Lawyers on both sides of the US government's civil lawsuit against a former Goldman Sachs staff member who has become a prominent face of the financial crisis were asked to keep legal mumbo jumbo to a minimum.
But despite the presiding judge's plea to avoid terms like swaps and "synthetic CDOs" - the judge said "mere mortals don't know what a trading desk is" - both sides dove into descriptions of residential mortgage-backed securities and credit default swaps.
It was a clunky opening to the civil trial in New York of Fabrice Tourre, whose work putting together a now-notorious mortgage investment is the focus of the Securities and Exchange Commission's case.
Mr Tourre, 34, a Frenchman who was on Goldman's mortgage desk, was the point person in building a 2007 debt investment that ultimately failed. As the most prominent target of a government lawsuit tied to the financial crisis, he has become a lightning rod for criticism. Goldman was charged alongside Mr Tourre but chose to settle, paying what was in 2010 a record $US550 million penalty, without admitting guilt.
During opening statements, lawyers for the SEC and Mr Tourre painted differing pictures of what was at stake in the trial. Mr Tourre has denied wrongdoing. He is the only individual facing charges stemming from the investment product.
Matthew Martens, the SEC's lead lawyer and the head of the agency's trial unit, argued the case was about taking on excessive greed and trickery on Wall Street. Contending that Mr Tourre had misled investors about the true origins of the mortgage investment doomed to fail, he argued that the former Goldman employee shirked his legal duties to enrich both his firm and a big hedge fund client.
Ultimately, Goldman made $US15 million in fees on the investment. The firm's client, the hedge fund Paulson & Co, made an estimated $US1 billion. "The defendant knew he was committing a fraud," Mr Martens said.

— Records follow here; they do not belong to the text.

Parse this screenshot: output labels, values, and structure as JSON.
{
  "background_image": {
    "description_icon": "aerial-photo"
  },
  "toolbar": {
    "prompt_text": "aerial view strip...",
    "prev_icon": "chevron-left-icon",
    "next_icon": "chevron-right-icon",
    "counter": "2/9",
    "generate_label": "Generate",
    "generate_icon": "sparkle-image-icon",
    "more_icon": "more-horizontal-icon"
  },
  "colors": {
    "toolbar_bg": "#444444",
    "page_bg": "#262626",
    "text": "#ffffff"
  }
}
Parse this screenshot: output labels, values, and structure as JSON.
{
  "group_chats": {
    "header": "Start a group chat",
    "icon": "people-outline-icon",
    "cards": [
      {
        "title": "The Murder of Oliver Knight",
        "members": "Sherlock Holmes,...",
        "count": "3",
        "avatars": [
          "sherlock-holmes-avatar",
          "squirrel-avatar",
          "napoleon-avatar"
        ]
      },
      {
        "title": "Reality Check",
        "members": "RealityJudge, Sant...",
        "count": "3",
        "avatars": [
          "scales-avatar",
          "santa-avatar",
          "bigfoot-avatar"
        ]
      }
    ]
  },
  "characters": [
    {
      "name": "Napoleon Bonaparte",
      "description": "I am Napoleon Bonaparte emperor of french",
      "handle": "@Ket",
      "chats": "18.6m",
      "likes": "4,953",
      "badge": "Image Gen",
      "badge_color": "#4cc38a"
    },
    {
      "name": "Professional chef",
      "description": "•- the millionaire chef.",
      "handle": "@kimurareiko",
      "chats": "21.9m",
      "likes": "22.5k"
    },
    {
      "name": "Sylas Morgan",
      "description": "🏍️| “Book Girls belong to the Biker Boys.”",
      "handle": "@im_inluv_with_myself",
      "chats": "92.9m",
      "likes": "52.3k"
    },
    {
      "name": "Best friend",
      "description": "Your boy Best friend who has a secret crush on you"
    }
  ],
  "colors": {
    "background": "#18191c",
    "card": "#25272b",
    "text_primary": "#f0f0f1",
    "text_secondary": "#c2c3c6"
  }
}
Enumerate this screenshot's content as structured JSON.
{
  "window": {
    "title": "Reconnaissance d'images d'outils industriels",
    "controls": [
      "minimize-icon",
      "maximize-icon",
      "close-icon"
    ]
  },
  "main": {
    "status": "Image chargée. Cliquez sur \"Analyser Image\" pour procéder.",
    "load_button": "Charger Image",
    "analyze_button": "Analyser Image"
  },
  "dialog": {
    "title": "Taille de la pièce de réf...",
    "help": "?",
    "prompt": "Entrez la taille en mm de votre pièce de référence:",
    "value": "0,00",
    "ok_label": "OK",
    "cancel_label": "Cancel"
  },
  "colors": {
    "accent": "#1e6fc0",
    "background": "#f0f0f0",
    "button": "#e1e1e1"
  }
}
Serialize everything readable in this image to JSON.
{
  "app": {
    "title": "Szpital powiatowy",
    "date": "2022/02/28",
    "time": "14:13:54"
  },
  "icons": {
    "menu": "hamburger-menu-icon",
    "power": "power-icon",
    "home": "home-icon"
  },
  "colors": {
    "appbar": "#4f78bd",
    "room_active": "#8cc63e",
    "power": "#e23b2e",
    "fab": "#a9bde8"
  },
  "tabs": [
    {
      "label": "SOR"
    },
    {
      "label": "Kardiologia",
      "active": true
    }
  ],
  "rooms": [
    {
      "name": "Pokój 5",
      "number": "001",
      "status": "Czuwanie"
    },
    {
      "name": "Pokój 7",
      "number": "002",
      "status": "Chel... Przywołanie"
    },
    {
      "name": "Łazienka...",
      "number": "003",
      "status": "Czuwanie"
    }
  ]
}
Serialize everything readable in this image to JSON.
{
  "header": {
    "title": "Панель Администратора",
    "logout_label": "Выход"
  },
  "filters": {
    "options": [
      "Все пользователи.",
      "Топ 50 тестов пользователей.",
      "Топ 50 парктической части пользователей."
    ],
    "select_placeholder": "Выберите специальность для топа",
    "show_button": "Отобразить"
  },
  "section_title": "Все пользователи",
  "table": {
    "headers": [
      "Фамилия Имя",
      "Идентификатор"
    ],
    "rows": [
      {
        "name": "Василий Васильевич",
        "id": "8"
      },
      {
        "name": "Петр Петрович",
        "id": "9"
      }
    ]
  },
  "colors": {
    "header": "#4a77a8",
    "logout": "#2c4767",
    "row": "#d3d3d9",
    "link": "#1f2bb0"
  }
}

One of Mr Tourre's lawyers, led by Pamela Chepiga of Allen & Overy, defended him as merely participating in a game played by intelligent investors. The investment Mr Tourre assembled was a zero-sum game in which one side had to lose for the other to make money.
And one of the firms that the government has depicted as a victim, the bond insurer ACA Management, was well aware of whom it was wagering against.
"The most sophisticated bettors in the world were the only ones who got a seat at this table," Ms Chepiga said.
But both sides face the challenge of explaining the complexities of intricate debt instruments to a jury of mostly laypeople.
The trial's first witness, a finance professor at the University of California, Berkeley, was enlisted to help define the language of Mr Tourre's former world, thick with arcana like "collateralised debt obligations" and "special purpose vehicles". Several jurors appeared to take copious notes as the professor, Dwight Jaffee, spoke on the general structure of the kind of investment at the heart of this case.
Staying silent throughout the day's proceedings was Mr Tourre himself. During proceedings, he mostly looked at a laptop or chatted with his defence team. But not even he was immune to the longueurs of explaining mortgage-backed securities, yawning on occasion during Professor Jaffee's testimony.